    • I am learning a lot as well Laurie. The question in each post usually comes from something I am asking myself. I have had readers tell me that the Sprout Question gives them a way into the conversation – like a bridge between the thoughts I have posted and the comment they would like to make.

      Right now creativity is my sincere focus so I’m very happy that others are interested. I also find the creative community curious, generous and inspiring. People are happy to share their thoughts and ideas and my thoughts and ideas with others. I love that about Creative Potager – even if my idea started out kind of fuzzy to me, by the time I have replied to the last sprout, I have new insights to carry forward.

      Thanks for the feedback Laurie – it is nice to know “why” something is working.

  12. awww, how precious.
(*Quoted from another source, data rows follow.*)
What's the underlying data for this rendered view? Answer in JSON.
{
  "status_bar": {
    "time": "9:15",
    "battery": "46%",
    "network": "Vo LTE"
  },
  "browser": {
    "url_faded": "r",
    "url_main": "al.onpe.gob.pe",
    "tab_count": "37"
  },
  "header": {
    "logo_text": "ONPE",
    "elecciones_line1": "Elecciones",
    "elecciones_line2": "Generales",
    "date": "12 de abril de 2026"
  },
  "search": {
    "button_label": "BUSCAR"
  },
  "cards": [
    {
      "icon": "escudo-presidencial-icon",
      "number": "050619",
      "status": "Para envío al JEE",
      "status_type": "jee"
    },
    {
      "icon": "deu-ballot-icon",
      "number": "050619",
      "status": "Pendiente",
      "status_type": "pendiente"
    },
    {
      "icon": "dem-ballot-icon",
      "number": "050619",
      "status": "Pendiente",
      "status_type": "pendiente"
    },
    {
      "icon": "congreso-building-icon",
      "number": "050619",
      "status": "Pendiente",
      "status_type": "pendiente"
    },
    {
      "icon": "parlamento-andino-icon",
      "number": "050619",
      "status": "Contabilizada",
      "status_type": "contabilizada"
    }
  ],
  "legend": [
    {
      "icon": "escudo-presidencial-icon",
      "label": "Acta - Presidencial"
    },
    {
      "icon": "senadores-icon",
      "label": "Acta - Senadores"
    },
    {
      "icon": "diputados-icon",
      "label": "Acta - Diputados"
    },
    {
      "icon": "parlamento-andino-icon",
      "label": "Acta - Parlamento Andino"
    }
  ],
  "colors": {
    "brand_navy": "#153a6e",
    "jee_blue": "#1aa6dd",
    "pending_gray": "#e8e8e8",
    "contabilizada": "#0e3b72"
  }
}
I love your photos Terrill – and you’re right, it’s impossible to look at lambs and not giggle watching them. I love them.

    Great question – what do I do for fun? usually head out with my daughters “somewhere” – no plans, just spontaneous walkabout to the woods or the lake, or wherever draws us. There’s always a lot of laughter, chats, and being ‘in the moment’. When it’s time to take a break – it just seems to happen for me, and I ‘walk’ away from everything, work, the laptop, the phone, paperwork etc. I remind myself of the days when I didn’t have internet connections, letters were handwritten, and there was no voice mail… and how well I survived 😉

    now I want to go hug a lamb!


    • Thanks for your sprout Leigh-Anne. Yes, I’m reminded every time the power goes out for two or three days:) We do manage… and rather well. I must admit to being attached to hot water and refrigeration though.

      Hugging lambs is the best… I mostly just rub their ears while Joyce holds one up for me. They are the sweetest babies.

      So glad you stopped in:)

  13. Kathy – I appreciate the blog tips that you provided and am looking forward to your up-and-coming blog on increasing readership — I won’t miss it because I subscribe to your blog(s). As a result of your comments here, just this morning I added Lake Superior Spirit, Simply Here, and Creative Potager to my Blog Roll.

  14. Lovely pictures, and the sheep are beauties.

    But is the farm right there on the island, or did you travel to the mainland?

    Congratulations on the relatively-spectacular performance of the blog, which is amazing considering its brief longevity!

    • Sam, not only is the farm on Mayne Island it is directly below us – we share a property boundary at the bottom of our south slope. So I look out my window and often see sheep and goats munching away. Or on the odd occasion the peacock or the tame geese wander up our way.

      And thank you for your feedback on Creative Potager. I know that your mention in Monday Morning Diary at Wonders In The Dark has been a contributing factor. By the way, we have SHUTTER ISLAND on order through Zip. Not sure when it will come it but follow up after we watch it.

  15. Pingback: Monday Morning Diary (March 1) « Wonders in the Dark

  16. Terrill & Laurie–It was so FUN writing that post. Thank you for the question that prompted it. And congrats, Laurie, on your almost-500! Way to go!

        • Well Kathy, my number of visitors was nothing like your crowd but I did have my best day so far with 162 views. Like say, a person has to be patient and just keep writing what you are passionate about.

          • 162 views are awesome! On most days I’d be delighted to get 162 views. What you’ve said is so true. Write from our passion…and it is our passion which will bear fruit. So happy for you.

            • Thanks Kathy… it has been a pleasure working with on the “hits” question. I hope that a zillion bloggers find your post filled with its wisdom and the shared space you have provided for other to add their comment with ideas.

Leave a Reply

Fill in your details below or click an icon to log in: Logo

You are commenting using your account. Log Out /  Change )

Facebook photo

You are commenting using your Facebook account. Log Out /  Change )

Connecting to %s

This site uses Akismet to reduce spam. Learn how your comment data is processed.